In recent weeks we have detected a pattern of indecisiveness by the Franklin County Fiscal Court.
On two important discussions in the past month — temporary "hero pay" for frontline workers and approving the county’s share of the 2020-21 Kentucky Capital Development Corp. budget before a May 15 deadline — leaders have talked a lot but done nothing.
At the height of the coronavirus pandemic in mid-April, the court elected not to vote on a short-term $2 per hour pay increase for essential county employees — such as firefighters, inspectors, animal control, deputy jailers and deputy sheriffs — who are at a higher risk of exposure to COVID-19. Salaried deputy coroners would have received a $50 per week stipend.
The pay bump would have been for 10 weeks and cost the county $155,820. Following a lengthy debate over whose responsibility it was to approve the measure — the court’s or the judge-executive’s alone — leaders eventually had the item removed from the agenda.
Fast forward to Friday, the final meeting for the fiscal court to OK $115,000 in funding for KCDC’s 2020-21 fiscal year budget, of which the city and county pay an equal portion. KCDC President/CEO Terri Bradshaw informed the court that May 15 was the deadline for approval of the KCDC budget — which she presented at the March 26 fiscal court meeting — in order for her board to OK it in time for the next fiscal year.

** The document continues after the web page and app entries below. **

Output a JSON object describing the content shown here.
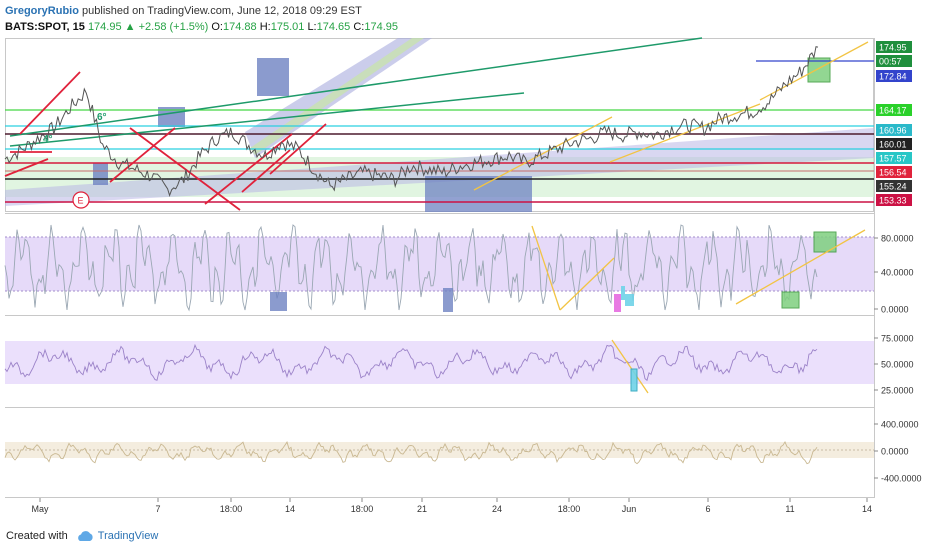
{
  "header": {
    "author": "GregoryRubio",
    "published": "published on TradingView.com, June 12, 2018 09:29 EST",
    "symbol": "BATS:SPOT, 15",
    "last": "174.95",
    "change": "▲ +2.58 (+1.5%)",
    "o_label": "O:",
    "o_value": "174.88",
    "h_label": "H:",
    "h_value": "175.01",
    "l_label": "L:",
    "l_value": "174.65",
    "c_label": "C:",
    "c_value": "174.95"
  },
  "footer": {
    "created_with": "Created with",
    "brand": "TradingView"
  },
  "colors": {
    "up": "#26a245",
    "down": "#e0223b",
    "link": "#2a72b3",
    "price_line": "#555555",
    "stoch_band": "#d6c2f5",
    "osc_line": "#9aa7b3"
  },
  "chart_data": {
    "type": "line",
    "x_ticks": [
      "May",
      "7",
      "18:00",
      "14",
      "18:00",
      "21",
      "24",
      "18:00",
      "Jun",
      "6",
      "11",
      "14"
    ],
    "price_axis": {
      "labels": [
        "174.95",
        "00:57",
        "172.84",
        "164.17",
        "160.96",
        "160.01",
        "157.57",
        "156.54",
        "155.24",
        "153.33"
      ],
      "colors": [
        "#1f8f3d",
        "#1f8f3d",
        "#3344cc",
        "#2ad12a",
        "#2ab9c9",
        "#222222",
        "#27c6c6",
        "#e0223b",
        "#333333",
        "#cc1144"
      ]
    },
    "panes": [
      {
        "name": "price",
        "ylim": [
          151,
          176
        ],
        "last": 174.95
      },
      {
        "name": "stoch",
        "ticks": [
          "80.0000",
          "40.0000",
          "0.0000"
        ],
        "ylim": [
          -5,
          95
        ],
        "band": [
          20,
          80
        ]
      },
      {
        "name": "rsi",
        "ticks": [
          "75.0000",
          "50.0000",
          "25.0000"
        ],
        "ylim": [
          0,
          100
        ],
        "band": [
          30,
          70
        ]
      },
      {
        "name": "osc",
        "ticks": [
          "400.0000",
          "0.0000",
          "-400.0000"
        ],
        "ylim": [
          -550,
          550
        ]
      }
    ],
    "price_series": {
      "x": [
        0,
        2,
        4,
        6,
        8,
        10,
        12,
        14,
        16,
        18,
        20,
        22,
        24,
        26,
        28,
        30,
        32,
        34,
        36,
        38,
        40,
        42,
        44,
        46,
        48,
        50,
        52,
        54,
        56,
        58,
        60,
        62,
        64,
        66,
        68,
        70,
        72,
        74,
        76,
        78,
        80,
        82,
        84,
        86,
        88,
        90,
        92,
        94,
        96,
        98,
        100
      ],
      "values": [
        158.5,
        159.8,
        161.5,
        163.0,
        166.0,
        168.5,
        160.5,
        158.0,
        157.0,
        156.0,
        154.0,
        155.5,
        159.0,
        161.5,
        162.5,
        160.5,
        159.0,
        161.0,
        160.0,
        157.0,
        154.5,
        155.5,
        156.5,
        156.0,
        155.5,
        157.5,
        157.0,
        156.5,
        157.5,
        158.0,
        158.5,
        159.0,
        158.0,
        159.0,
        160.0,
        161.0,
        161.5,
        162.5,
        162.0,
        162.5,
        162.0,
        163.0,
        163.5,
        163.0,
        164.5,
        165.0,
        165.5,
        167.0,
        169.5,
        171.5,
        174.95
      ]
    }
  }
}
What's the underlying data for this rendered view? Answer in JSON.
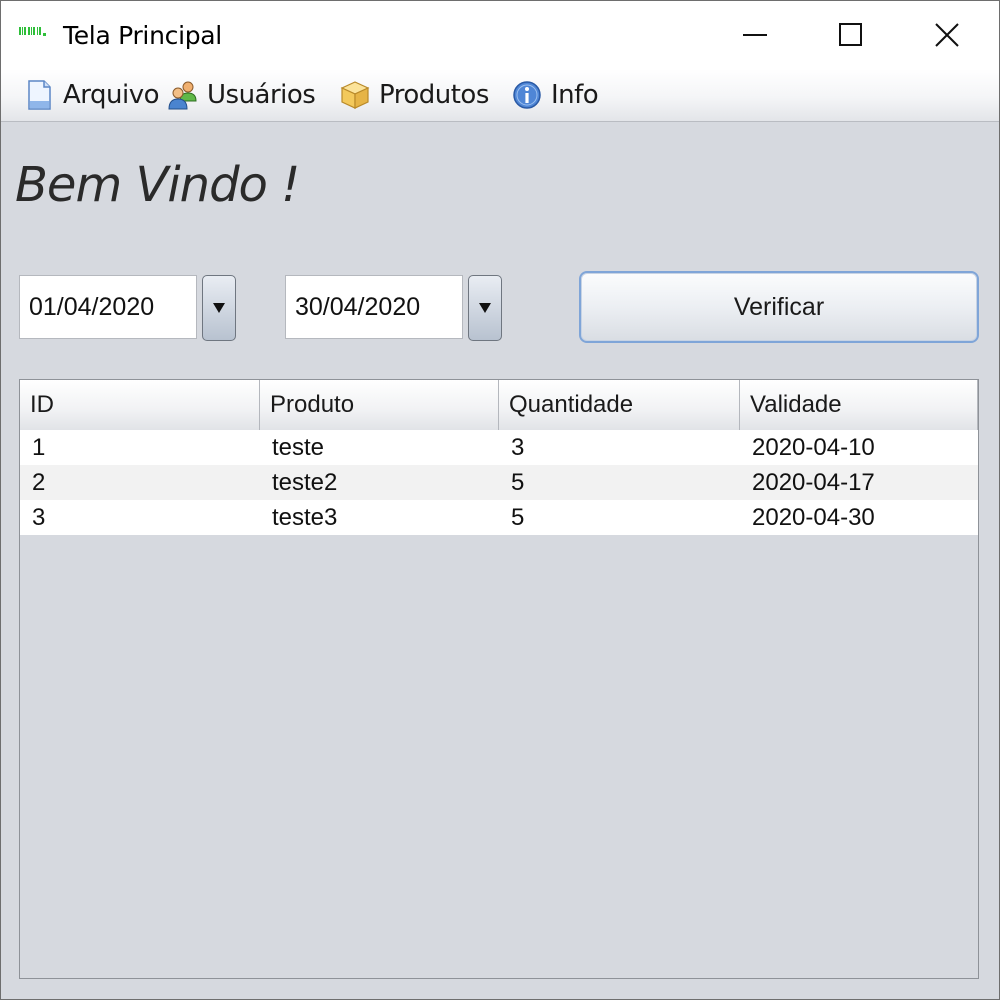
{
  "window": {
    "title": "Tela Principal",
    "controls": {
      "minimize_icon": "minimize-icon",
      "maximize_icon": "maximize-icon",
      "close_icon": "close-icon"
    }
  },
  "menubar": {
    "items": [
      {
        "label": "Arquivo",
        "icon": "document-icon"
      },
      {
        "label": "Usuários",
        "icon": "users-icon"
      },
      {
        "label": "Produtos",
        "icon": "box-icon"
      },
      {
        "label": "Info",
        "icon": "info-icon"
      }
    ]
  },
  "main": {
    "welcome": "Bem Vindo !",
    "date_start": "01/04/2020",
    "date_end": "30/04/2020",
    "verify_label": "Verificar"
  },
  "table": {
    "columns": [
      "ID",
      "Produto",
      "Quantidade",
      "Validade"
    ],
    "rows": [
      [
        "1",
        "teste",
        "3",
        "2020-04-10"
      ],
      [
        "2",
        "teste2",
        "5",
        "2020-04-17"
      ],
      [
        "3",
        "teste3",
        "5",
        "2020-04-30"
      ]
    ]
  },
  "colors": {
    "window_bg": "#d6d9df",
    "button_focus_border": "#7fa5d8",
    "app_icon_green": "#2fbf3a"
  }
}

Magistrates ignored repeated warnings from Judge-Executive Huston Wells and County Attorney Rick Sparks that delaying a vote could cause KCDC to temporarily shut its doors and possibly force the three people on the payroll — Bradshaw, executive assistant Margaret Gray and administrative intern Erin McQueen — to seek unemployment benefits in July.
It’s the same corner the court pinned the agency in last year, which led to employees working despite not being paid until later. With the current coronavirus pandemic, Bradshaw said she will not ask them to do it again. And she shouldn’t have to.
“By continuing to kick the can and pass this down to the end, this lack of action is going to have serious ramifications in this agency and this court. If there’s a problem with (the budget), then fix the problem,” Sparks told the court. We couldn’t agree more.
Sometimes the worst decisions are indecisions.